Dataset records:
----------
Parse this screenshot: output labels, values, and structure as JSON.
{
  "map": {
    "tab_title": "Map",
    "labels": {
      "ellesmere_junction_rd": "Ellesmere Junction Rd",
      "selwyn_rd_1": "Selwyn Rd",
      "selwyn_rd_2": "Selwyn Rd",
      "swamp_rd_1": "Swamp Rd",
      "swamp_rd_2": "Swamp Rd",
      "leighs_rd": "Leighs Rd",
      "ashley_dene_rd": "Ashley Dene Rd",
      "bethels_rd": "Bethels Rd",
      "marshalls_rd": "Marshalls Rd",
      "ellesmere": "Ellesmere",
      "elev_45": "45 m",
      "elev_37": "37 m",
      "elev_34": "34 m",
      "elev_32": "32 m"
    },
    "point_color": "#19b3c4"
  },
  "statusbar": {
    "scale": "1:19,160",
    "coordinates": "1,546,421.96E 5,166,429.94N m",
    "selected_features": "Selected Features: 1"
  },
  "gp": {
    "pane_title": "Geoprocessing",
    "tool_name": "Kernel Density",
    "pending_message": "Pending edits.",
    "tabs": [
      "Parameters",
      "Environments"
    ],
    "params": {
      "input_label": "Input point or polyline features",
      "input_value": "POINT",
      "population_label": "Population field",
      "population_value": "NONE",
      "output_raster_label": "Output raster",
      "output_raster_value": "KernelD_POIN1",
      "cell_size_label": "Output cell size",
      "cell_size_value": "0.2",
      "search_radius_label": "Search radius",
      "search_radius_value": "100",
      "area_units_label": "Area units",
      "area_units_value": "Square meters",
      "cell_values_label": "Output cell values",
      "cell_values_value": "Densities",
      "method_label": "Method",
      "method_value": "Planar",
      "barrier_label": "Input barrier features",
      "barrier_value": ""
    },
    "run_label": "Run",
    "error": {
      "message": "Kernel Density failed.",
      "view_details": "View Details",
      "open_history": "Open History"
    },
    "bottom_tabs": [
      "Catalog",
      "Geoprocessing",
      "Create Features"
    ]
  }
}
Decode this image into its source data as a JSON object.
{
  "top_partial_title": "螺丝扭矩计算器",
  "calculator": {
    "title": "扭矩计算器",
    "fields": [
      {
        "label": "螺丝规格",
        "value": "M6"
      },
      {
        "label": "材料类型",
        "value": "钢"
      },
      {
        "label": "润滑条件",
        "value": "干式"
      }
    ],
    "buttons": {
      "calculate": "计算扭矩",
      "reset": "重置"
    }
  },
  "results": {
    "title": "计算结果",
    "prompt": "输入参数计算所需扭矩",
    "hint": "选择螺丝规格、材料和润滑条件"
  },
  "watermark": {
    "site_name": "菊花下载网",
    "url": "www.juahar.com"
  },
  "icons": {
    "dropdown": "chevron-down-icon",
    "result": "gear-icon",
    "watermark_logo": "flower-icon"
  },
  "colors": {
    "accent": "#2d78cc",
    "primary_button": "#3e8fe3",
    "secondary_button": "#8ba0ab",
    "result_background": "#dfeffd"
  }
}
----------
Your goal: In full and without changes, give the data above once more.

Answer space:
Parse this screenshot: output labels, values, and structure as JSON.
{
  "map": {
    "tab_title": "Map",
    "labels": {
      "ellesmere_junction_rd": "Ellesmere Junction Rd",
      "selwyn_rd_1": "Selwyn Rd",
      "selwyn_rd_2": "Selwyn Rd",
      "swamp_rd_1": "Swamp Rd",
      "swamp_rd_2": "Swamp Rd",
      "leighs_rd": "Leighs Rd",
      "ashley_dene_rd": "Ashley Dene Rd",
      "bethels_rd": "Bethels Rd",
      "marshalls_rd": "Marshalls Rd",
      "ellesmere": "Ellesmere",
      "elev_45": "45 m",
      "elev_37": "37 m",
      "elev_34": "34 m",
      "elev_32": "32 m"
    },
    "point_color": "#19b3c4"
  },
  "statusbar": {
    "scale": "1:19,160",
    "coordinates": "1,546,421.96E 5,166,429.94N m",
    "selected_features": "Selected Features: 1"
  },
  "gp": {
    "pane_title": "Geoprocessing",
    "tool_name": "Kernel Density",
    "pending_message": "Pending edits.",
    "tabs": [
      "Parameters",
      "Environments"
    ],
    "params": {
      "input_label": "Input point or polyline features",
      "input_value": "POINT",
      "population_label": "Population field",
      "population_value": "NONE",
      "output_raster_label": "Output raster",
      "output_raster_value": "KernelD_POIN1",
      "cell_size_label": "Output cell size",
      "cell_size_value": "0.2",
      "search_radius_label": "Search radius",
      "search_radius_value": "100",
      "area_units_label": "Area units",
      "area_units_value": "Square meters",
      "cell_values_label": "Output cell values",
      "cell_values_value": "Densities",
      "method_label": "Method",
      "method_value": "Planar",
      "barrier_label": "Input barrier features",
      "barrier_value": ""
    },
    "run_label": "Run",
    "error": {
      "message": "Kernel Density failed.",
      "view_details": "View Details",
      "open_history": "Open History"
    },
    "bottom_tabs": [
      "Catalog",
      "Geoprocessing",
      "Create Features"
    ]
  }
}
Decode this image into its source data as a JSON object.
{
  "top_partial_title": "螺丝扭矩计算器",
  "calculator": {
    "title": "扭矩计算器",
    "fields": [
      {
        "label": "螺丝规格",
        "value": "M6"
      },
      {
        "label": "材料类型",
        "value": "钢"
      },
      {
        "label": "润滑条件",
        "value": "干式"
      }
    ],
    "buttons": {
      "calculate": "计算扭矩",
      "reset": "重置"
    }
  },
  "results": {
    "title": "计算结果",
    "prompt": "输入参数计算所需扭矩",
    "hint": "选择螺丝规格、材料和润滑条件"
  },
  "watermark": {
    "site_name": "菊花下载网",
    "url": "www.juahar.com"
  },
  "icons": {
    "dropdown": "chevron-down-icon",
    "result": "gear-icon",
    "watermark_logo": "flower-icon"
  },
  "colors": {
    "accent": "#2d78cc",
    "primary_button": "#3e8fe3",
    "secondary_button": "#8ba0ab",
    "result_background": "#dfeffd"
  }
}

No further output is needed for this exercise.